● Task: Count the lines below that contain the word "name". Give only the number.

● Information shown:
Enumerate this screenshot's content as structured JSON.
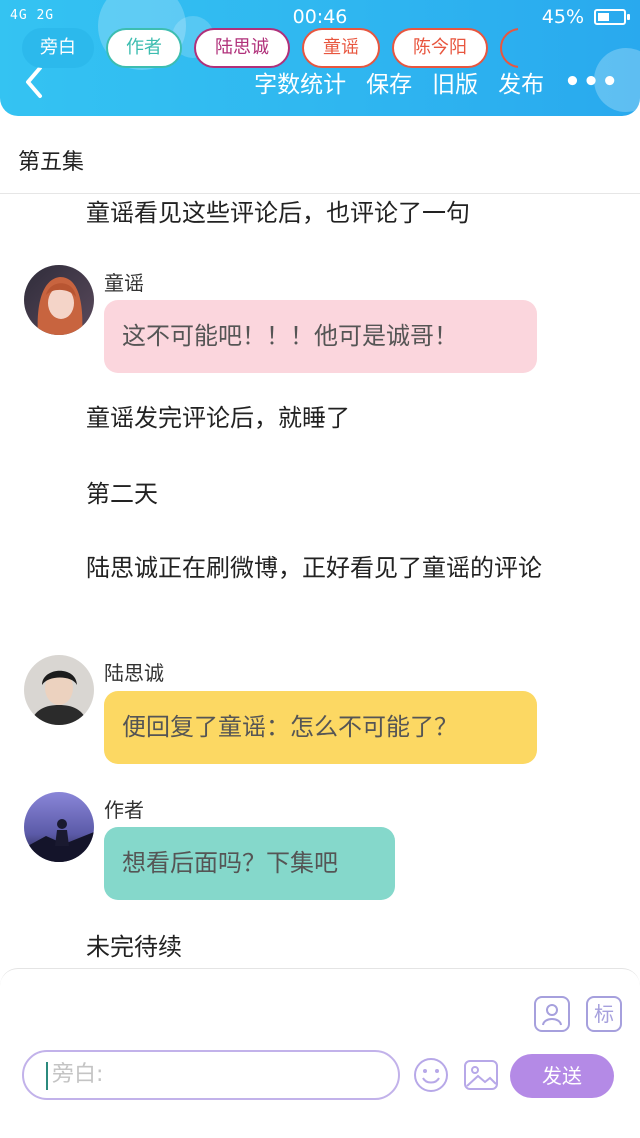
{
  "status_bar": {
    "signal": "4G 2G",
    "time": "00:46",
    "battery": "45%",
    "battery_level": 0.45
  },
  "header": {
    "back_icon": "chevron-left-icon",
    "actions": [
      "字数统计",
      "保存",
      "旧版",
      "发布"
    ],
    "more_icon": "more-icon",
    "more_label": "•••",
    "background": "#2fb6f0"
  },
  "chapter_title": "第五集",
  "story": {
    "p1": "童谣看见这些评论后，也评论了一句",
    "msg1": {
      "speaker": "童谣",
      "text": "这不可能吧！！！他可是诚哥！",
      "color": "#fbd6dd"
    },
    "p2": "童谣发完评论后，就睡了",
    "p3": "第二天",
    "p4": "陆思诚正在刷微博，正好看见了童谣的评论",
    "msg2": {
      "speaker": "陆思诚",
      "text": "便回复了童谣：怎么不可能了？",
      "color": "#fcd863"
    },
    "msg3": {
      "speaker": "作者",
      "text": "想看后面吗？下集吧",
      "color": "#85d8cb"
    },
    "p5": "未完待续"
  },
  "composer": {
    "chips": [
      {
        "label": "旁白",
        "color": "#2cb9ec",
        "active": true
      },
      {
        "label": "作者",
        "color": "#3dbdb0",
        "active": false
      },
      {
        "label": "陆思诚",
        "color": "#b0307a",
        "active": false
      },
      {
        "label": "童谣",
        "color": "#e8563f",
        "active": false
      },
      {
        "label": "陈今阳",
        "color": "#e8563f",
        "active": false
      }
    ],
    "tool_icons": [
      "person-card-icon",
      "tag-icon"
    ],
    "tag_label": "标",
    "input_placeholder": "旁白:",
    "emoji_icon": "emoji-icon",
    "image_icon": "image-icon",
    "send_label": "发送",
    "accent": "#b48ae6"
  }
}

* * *

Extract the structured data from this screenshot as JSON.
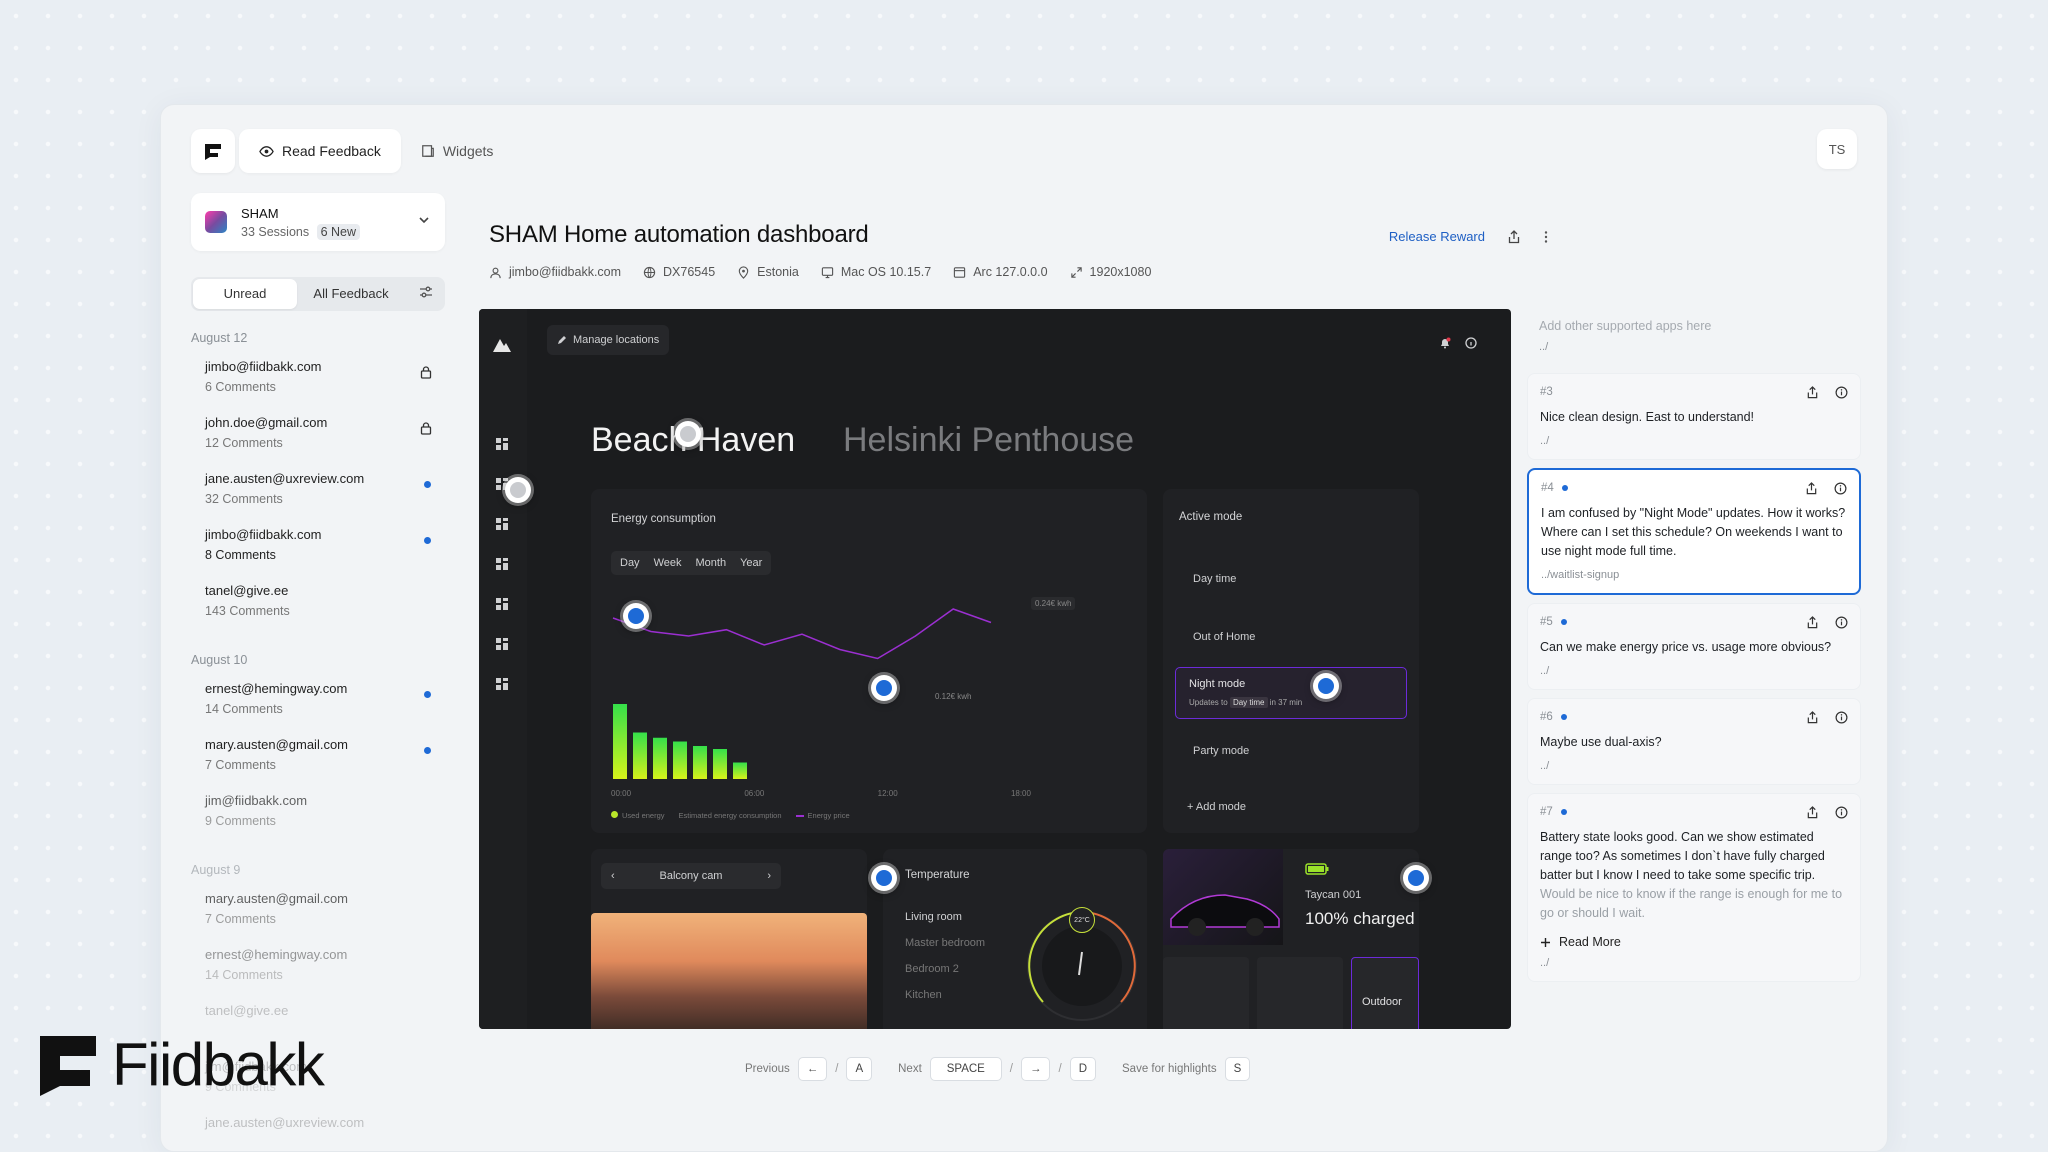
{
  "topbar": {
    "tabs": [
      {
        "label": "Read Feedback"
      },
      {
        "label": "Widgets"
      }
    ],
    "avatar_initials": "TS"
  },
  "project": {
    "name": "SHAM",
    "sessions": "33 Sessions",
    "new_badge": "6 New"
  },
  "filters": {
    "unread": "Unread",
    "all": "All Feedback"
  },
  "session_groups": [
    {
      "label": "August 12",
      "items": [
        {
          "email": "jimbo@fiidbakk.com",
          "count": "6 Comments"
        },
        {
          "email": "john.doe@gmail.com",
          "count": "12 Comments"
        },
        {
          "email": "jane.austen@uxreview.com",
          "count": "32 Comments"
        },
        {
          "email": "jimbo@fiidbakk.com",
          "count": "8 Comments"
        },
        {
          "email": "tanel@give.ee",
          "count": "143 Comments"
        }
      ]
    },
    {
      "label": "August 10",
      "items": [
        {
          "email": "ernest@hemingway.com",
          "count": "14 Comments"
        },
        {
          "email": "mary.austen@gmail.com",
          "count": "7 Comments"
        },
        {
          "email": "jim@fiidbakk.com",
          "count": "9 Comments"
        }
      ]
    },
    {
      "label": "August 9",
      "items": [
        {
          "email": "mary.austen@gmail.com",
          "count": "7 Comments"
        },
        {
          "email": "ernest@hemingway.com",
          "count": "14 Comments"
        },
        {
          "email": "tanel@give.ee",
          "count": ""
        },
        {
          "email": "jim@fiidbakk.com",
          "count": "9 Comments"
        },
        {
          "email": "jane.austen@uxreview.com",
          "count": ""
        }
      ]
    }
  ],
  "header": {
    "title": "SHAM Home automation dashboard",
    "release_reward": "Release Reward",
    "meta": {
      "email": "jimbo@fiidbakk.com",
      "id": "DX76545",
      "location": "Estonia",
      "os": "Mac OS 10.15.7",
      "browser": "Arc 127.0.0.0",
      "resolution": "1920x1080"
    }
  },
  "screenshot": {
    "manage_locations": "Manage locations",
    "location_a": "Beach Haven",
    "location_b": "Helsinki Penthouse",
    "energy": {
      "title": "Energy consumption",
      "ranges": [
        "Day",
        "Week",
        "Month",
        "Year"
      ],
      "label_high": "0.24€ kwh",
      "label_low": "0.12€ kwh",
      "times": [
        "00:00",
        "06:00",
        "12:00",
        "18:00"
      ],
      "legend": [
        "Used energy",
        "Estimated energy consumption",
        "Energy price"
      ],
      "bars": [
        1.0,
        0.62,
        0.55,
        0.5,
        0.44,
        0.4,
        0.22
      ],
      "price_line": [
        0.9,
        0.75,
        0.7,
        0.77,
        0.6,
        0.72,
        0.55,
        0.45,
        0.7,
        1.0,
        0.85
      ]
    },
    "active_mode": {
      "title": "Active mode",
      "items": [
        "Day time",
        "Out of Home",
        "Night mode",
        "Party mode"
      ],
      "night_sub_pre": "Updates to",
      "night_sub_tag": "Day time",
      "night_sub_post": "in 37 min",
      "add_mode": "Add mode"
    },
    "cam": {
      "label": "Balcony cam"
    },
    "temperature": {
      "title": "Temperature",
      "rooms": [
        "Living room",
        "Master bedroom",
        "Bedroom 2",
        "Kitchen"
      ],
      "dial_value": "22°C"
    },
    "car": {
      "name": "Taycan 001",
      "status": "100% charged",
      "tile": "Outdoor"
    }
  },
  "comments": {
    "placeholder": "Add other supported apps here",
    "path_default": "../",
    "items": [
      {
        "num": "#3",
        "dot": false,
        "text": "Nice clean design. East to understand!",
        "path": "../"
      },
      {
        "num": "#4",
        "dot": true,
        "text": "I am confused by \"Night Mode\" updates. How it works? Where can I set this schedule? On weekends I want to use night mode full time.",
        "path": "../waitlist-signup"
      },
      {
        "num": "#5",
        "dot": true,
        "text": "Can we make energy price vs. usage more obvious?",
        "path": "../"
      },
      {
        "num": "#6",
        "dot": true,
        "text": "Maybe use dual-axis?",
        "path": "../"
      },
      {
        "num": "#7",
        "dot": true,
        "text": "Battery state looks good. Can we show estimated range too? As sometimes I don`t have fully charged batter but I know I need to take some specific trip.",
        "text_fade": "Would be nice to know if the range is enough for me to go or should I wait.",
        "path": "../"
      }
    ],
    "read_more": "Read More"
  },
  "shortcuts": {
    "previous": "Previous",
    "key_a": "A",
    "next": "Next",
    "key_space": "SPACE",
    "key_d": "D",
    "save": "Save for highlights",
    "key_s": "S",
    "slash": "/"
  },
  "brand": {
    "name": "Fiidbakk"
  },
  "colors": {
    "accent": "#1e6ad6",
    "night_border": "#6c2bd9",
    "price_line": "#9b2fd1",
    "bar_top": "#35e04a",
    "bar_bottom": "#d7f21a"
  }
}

● Solution for this exercise: 3